This clarification, however, does not settle the issue completely. It does not imply that entertainment producers should win on every front or that we have struck just the right balance between protecting creative works and giving latitude to new technology. Nonetheless, conflating transactions costs and royalties does not help us resolve the difficult issues that now surround intellectual property.
Entertainment distributors are not the only villains in Abramson’s world. As noted earlier, Microsoft is held up for considerable opprobrium. The longest chapter in the book covers the Microsoft trial. Abramson offers Judge Jackson’s endorsement of the government’s case as proof of Microsoft’s considerable guilt, but dismisses or disparages the unanimous finding of the D.C. Circuit Court of Appeals. For example, on the court’s treatment of the tying charge, Abramson writes, “[T]hey decided to change the rules of legal analysis. Then they concluded that since they had just made up a new rule, Jackson couldn’t possibly have followed it correctly” (p. 160).
If the villains in Abramson’s morality play are clear enough, so are the heroes. They include the technologists, in particular open-source programmers who toil away, willing to work for little more than recognition and the pride of accomplishment. They are joined by those who carry the fight for unlimited file sharing.
Digital Phoenix advocates broad policy reforms, but unfortunately offers few specifics. Antitrust enforcement should be tough, but not so tough as to deter good competitive behavior. Intellectual property law should be reformed to give new technologies a freer hand, but it must provide adequate compensation for creative work. In places, Abramson acknowledges that these goals might involve trade-offs, but that possibility does not interfere with his veiled utopian stance.
The veil gives way, however, in an over-the-top final chapter, in which Abramson promises that enlightened information-economy policy and reduced transactions costs will set us free: “Freedom, individual rights and responsibilities, equal opportunity and personal choice are network goods. The larger our free world network, the more valuable our membership.” The period preceding the collapse is held up as our halcyon days: “America in the late 1990’s got a rare glimpse of peace, prosperity, and hope.
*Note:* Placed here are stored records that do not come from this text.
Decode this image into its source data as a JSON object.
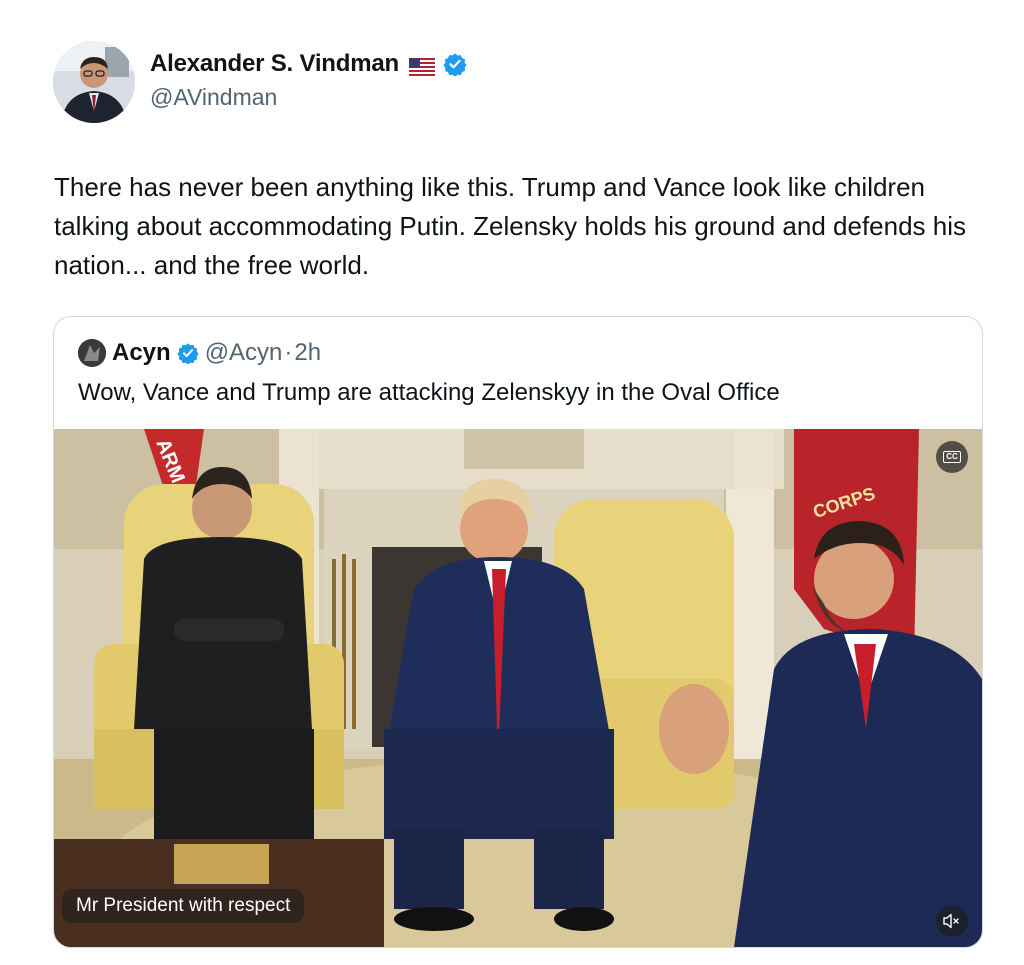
{
  "tweet": {
    "author_name": "Alexander S. Vindman",
    "author_handle": "@AVindman",
    "flag_icon": "us-flag-icon",
    "verified_icon": "verified-badge-icon",
    "verified_color": "#1d9bf0",
    "text": "There has never been anything like this. Trump and Vance look like children talking about accommodating Putin. Zelensky holds his ground and defends his nation... and the free world."
  },
  "quote": {
    "author_name": "Acyn",
    "author_handle": "@Acyn",
    "separator": "·",
    "time": "2h",
    "text": "Wow, Vance and Trump are attacking Zelenskyy in the Oval Office",
    "media": {
      "caption": "Mr President with respect",
      "cc_label": "CC",
      "cc_icon": "closed-captions-icon",
      "mute_icon": "speaker-muted-icon",
      "flag_text_left": "ARM",
      "flag_text_right": "CORPS"
    }
  }
}
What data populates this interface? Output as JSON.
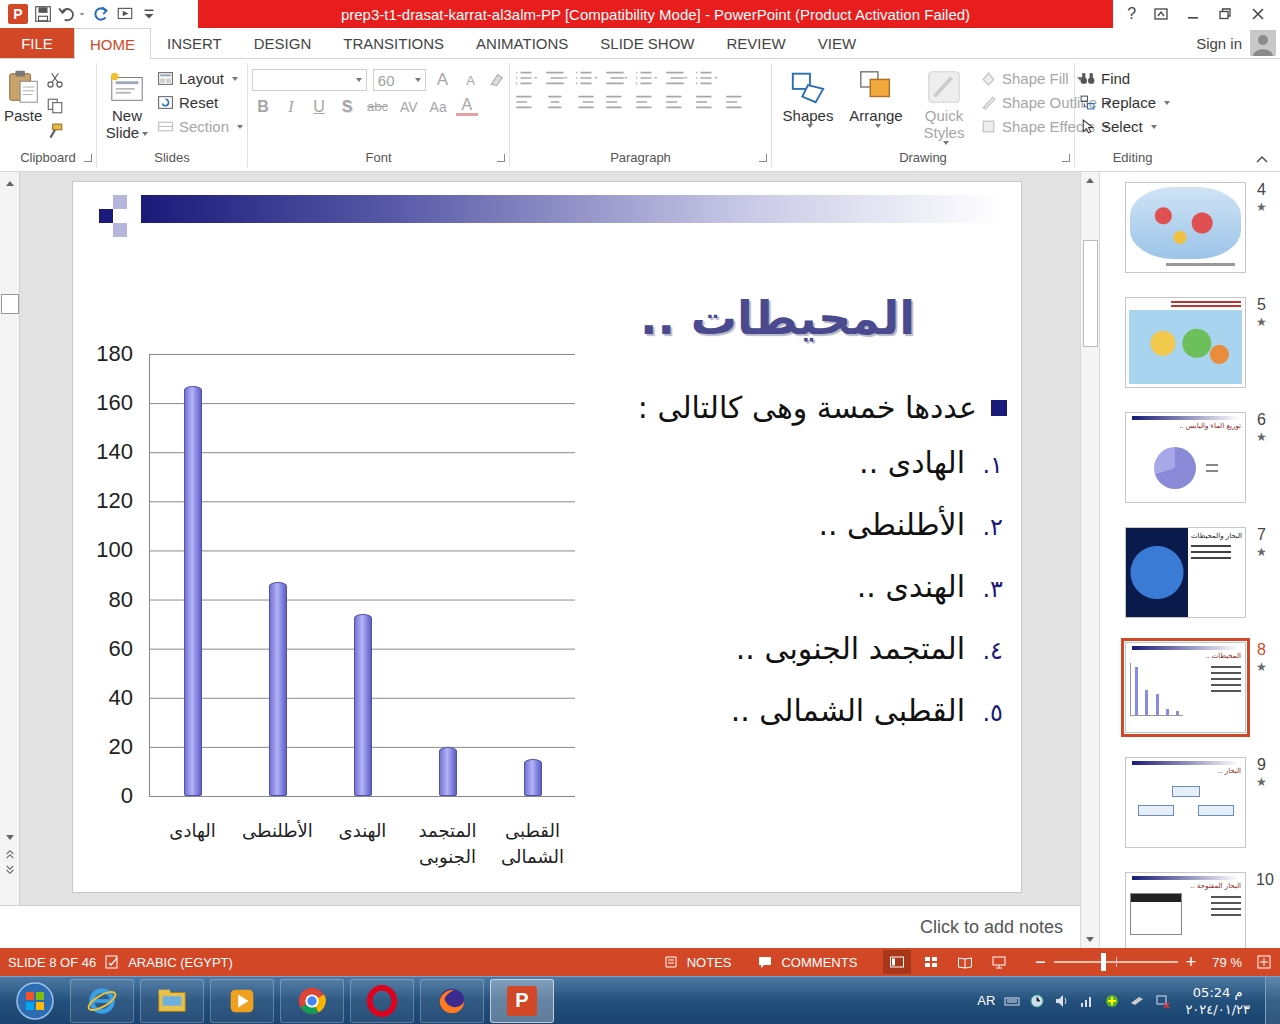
{
  "window": {
    "title": "prep3-t1-drasat-karrat-al3alm-PP [Compatibility Mode] -  PowerPoint (Product Activation Failed)",
    "app_letter": "P",
    "help": "?"
  },
  "tabs": [
    {
      "label": "FILE",
      "kind": "file",
      "selected": false
    },
    {
      "label": "HOME",
      "kind": "tab",
      "selected": true
    },
    {
      "label": "INSERT",
      "kind": "tab",
      "selected": false
    },
    {
      "label": "DESIGN",
      "kind": "tab",
      "selected": false
    },
    {
      "label": "TRANSITIONS",
      "kind": "tab",
      "selected": false
    },
    {
      "label": "ANIMATIONS",
      "kind": "tab",
      "selected": false
    },
    {
      "label": "SLIDE SHOW",
      "kind": "tab",
      "selected": false
    },
    {
      "label": "REVIEW",
      "kind": "tab",
      "selected": false
    },
    {
      "label": "VIEW",
      "kind": "tab",
      "selected": false
    }
  ],
  "account": {
    "label": "Sign in"
  },
  "ribbon": {
    "clipboard": {
      "label": "Clipboard",
      "paste": "Paste"
    },
    "slides": {
      "label": "Slides",
      "new_slide": "New Slide",
      "commands": [
        {
          "label": "Layout",
          "kind": "layout",
          "dropdown": true,
          "disabled": false
        },
        {
          "label": "Reset",
          "kind": "reset",
          "dropdown": false,
          "disabled": false
        },
        {
          "label": "Section",
          "kind": "section",
          "dropdown": true,
          "disabled": true
        }
      ]
    },
    "font": {
      "label": "Font",
      "name": "",
      "size": "60",
      "disabled": true,
      "grow": "A",
      "shrink": "A",
      "format_buttons": [
        {
          "label": "B",
          "kind": "bold"
        },
        {
          "label": "I",
          "kind": "italic"
        },
        {
          "label": "U",
          "kind": "underline"
        },
        {
          "label": "S",
          "kind": "shadow"
        },
        {
          "label": "abc",
          "kind": "strike"
        },
        {
          "label": "AV",
          "kind": "spacing"
        },
        {
          "label": "Aa",
          "kind": "case"
        },
        {
          "label": "A",
          "kind": "color"
        }
      ]
    },
    "paragraph": {
      "label": "Paragraph",
      "disabled": true
    },
    "drawing": {
      "label": "Drawing",
      "large": [
        {
          "label": "Shapes",
          "kind": "shapes",
          "disabled": false
        },
        {
          "label": "Arrange",
          "kind": "arrange",
          "disabled": false
        },
        {
          "label": "Quick Styles",
          "kind": "styles",
          "disabled": true
        }
      ],
      "small": [
        {
          "label": "Shape Fill",
          "kind": "fill",
          "disabled": true
        },
        {
          "label": "Shape Outline",
          "kind": "outline",
          "disabled": true
        },
        {
          "label": "Shape Effects",
          "kind": "effects",
          "disabled": true
        }
      ]
    },
    "editing": {
      "label": "Editing",
      "commands": [
        {
          "label": "Find",
          "kind": "find",
          "dropdown": false
        },
        {
          "label": "Replace",
          "kind": "replace",
          "dropdown": true
        },
        {
          "label": "Select",
          "kind": "select",
          "dropdown": true
        }
      ]
    }
  },
  "slide": {
    "title": "المحيطات ..",
    "bullet": "عددها خمسة وهى كالتالى :",
    "items": [
      {
        "number": "١.",
        "text": "الهادى .."
      },
      {
        "number": "٢.",
        "text": "الأطلنطى .."
      },
      {
        "number": "٣.",
        "text": "الهندى .."
      },
      {
        "number": "٤.",
        "text": "المتجمد الجنوبى .."
      },
      {
        "number": "٥.",
        "text": "القطبى الشمالى .."
      }
    ],
    "chart": {
      "y_max": 180,
      "y_ticks": [
        "180",
        "160",
        "140",
        "120",
        "100",
        "80",
        "60",
        "40",
        "20",
        "0"
      ],
      "categories": [
        "الهادى",
        "الأطلنطى",
        "الهندى",
        "المتجمد الجنوبى",
        "القطبى الشمالى"
      ],
      "series": [
        {
          "values": [
            167,
            87,
            74,
            20,
            15
          ]
        }
      ]
    }
  },
  "notes": {
    "placeholder": "Click to add notes"
  },
  "thumbnails": [
    {
      "number": "4",
      "star": "★",
      "selected": false,
      "kind": "world-map"
    },
    {
      "number": "5",
      "star": "★",
      "selected": false,
      "kind": "map-text"
    },
    {
      "number": "6",
      "star": "★",
      "selected": false,
      "kind": "pie",
      "title": "توزيع الماء واليابس .."
    },
    {
      "number": "7",
      "star": "★",
      "selected": false,
      "kind": "globe",
      "title": "البحار والمحيطات"
    },
    {
      "number": "8",
      "star": "★",
      "selected": true,
      "kind": "chart",
      "title": "المحيطات .."
    },
    {
      "number": "9",
      "star": "★",
      "selected": false,
      "kind": "diagram",
      "title": "البحار .."
    },
    {
      "number": "10",
      "selected": false,
      "kind": "text",
      "title": "البحار المفتوحة .."
    }
  ],
  "status_bar": {
    "slide_info": "SLIDE 8 OF 46",
    "language": "ARABIC (EGYPT)",
    "notes": "NOTES",
    "comments": "COMMENTS",
    "views": [
      {
        "kind": "normal",
        "selected": true
      },
      {
        "kind": "sorter",
        "selected": false
      },
      {
        "kind": "reading",
        "selected": false
      },
      {
        "kind": "slideshow",
        "selected": false
      }
    ],
    "zoom_out": "−",
    "zoom_in": "+",
    "zoom": {
      "level": 0.4,
      "reading": "79 %"
    }
  },
  "taskbar": {
    "apps": [
      {
        "kind": "ie",
        "active": false
      },
      {
        "kind": "explorer",
        "active": false
      },
      {
        "kind": "media",
        "active": false
      },
      {
        "kind": "chrome",
        "active": false
      },
      {
        "kind": "opera",
        "active": false
      },
      {
        "kind": "firefox",
        "active": false
      },
      {
        "kind": "powerpoint",
        "active": true,
        "letter": "P"
      }
    ],
    "language": "AR",
    "time": "05:24 م",
    "date": "٢٠٢٤/٠١/٢٣"
  }
}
To those who complain that we elevated hope over reason, I must ask: What’s wrong with a little hope?” (p. 306, emphasis in original). Oh lost, our hope, dashed by bad IP law.
The Internet era has brought the use of five-star rating scales to everything, and clearly this book should get some stars. Those who draw their life force from hating Microsoft, applauding open source, and looking to share another gigabyte will give it five stars. For the rest of us, Abramson provides a readable articulation of the techno-utopian worldview. For that, we give it one star.
Stephen E. Margolis
North Carolina State University